Work required:
Please output every line of the material as it stands, without the pictures.

Available records:
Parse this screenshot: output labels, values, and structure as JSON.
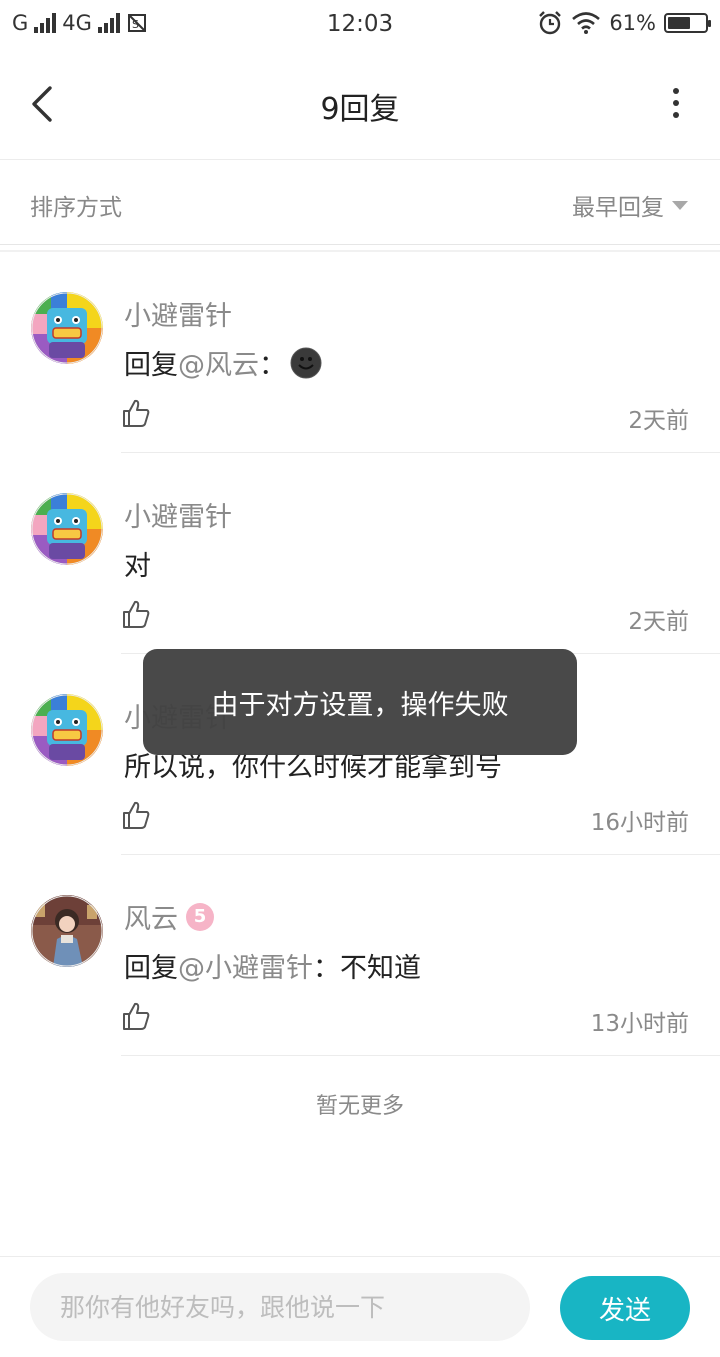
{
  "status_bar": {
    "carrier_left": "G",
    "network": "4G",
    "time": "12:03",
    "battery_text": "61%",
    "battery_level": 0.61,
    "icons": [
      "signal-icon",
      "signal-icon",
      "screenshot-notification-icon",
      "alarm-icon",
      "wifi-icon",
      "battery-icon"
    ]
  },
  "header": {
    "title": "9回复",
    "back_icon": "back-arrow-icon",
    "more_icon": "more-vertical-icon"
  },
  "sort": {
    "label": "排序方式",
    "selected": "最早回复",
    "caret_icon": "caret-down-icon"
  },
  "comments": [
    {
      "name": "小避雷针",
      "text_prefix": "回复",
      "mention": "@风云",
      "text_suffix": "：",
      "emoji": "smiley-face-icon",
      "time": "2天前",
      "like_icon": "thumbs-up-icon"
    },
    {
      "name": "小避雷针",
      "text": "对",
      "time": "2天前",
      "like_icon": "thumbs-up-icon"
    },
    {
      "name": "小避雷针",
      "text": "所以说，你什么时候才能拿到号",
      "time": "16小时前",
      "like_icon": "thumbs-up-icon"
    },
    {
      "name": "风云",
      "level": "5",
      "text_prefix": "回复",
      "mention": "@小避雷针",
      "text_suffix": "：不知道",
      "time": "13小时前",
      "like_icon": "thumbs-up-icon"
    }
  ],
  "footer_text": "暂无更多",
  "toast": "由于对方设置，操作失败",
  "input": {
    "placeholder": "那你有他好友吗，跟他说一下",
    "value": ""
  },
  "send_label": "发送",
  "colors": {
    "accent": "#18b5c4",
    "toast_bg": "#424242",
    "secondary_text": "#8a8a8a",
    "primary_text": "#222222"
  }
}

Task result:
Parse this screenshot: output labels, values, and structure as JSON.
{
  "status_bar": {
    "carrier_left": "G",
    "network": "4G",
    "time": "12:03",
    "battery_text": "61%",
    "battery_level": 0.61,
    "icons": [
      "signal-icon",
      "signal-icon",
      "screenshot-notification-icon",
      "alarm-icon",
      "wifi-icon",
      "battery-icon"
    ]
  },
  "header": {
    "title": "9回复",
    "back_icon": "back-arrow-icon",
    "more_icon": "more-vertical-icon"
  },
  "sort": {
    "label": "排序方式",
    "selected": "最早回复",
    "caret_icon": "caret-down-icon"
  },
  "comments": [
    {
      "name": "小避雷针",
      "text_prefix": "回复",
      "mention": "@风云",
      "text_suffix": "：",
      "emoji": "smiley-face-icon",
      "time": "2天前",
      "like_icon": "thumbs-up-icon"
    },
    {
      "name": "小避雷针",
      "text": "对",
      "time": "2天前",
      "like_icon": "thumbs-up-icon"
    },
    {
      "name": "小避雷针",
      "text": "所以说，你什么时候才能拿到号",
      "time": "16小时前",
      "like_icon": "thumbs-up-icon"
    },
    {
      "name": "风云",
      "level": "5",
      "text_prefix": "回复",
      "mention": "@小避雷针",
      "text_suffix": "：不知道",
      "time": "13小时前",
      "like_icon": "thumbs-up-icon"
    }
  ],
  "footer_text": "暂无更多",
  "toast": "由于对方设置，操作失败",
  "input": {
    "placeholder": "那你有他好友吗，跟他说一下",
    "value": ""
  },
  "send_label": "发送",
  "colors": {
    "accent": "#18b5c4",
    "toast_bg": "#424242",
    "secondary_text": "#8a8a8a",
    "primary_text": "#222222"
  }
}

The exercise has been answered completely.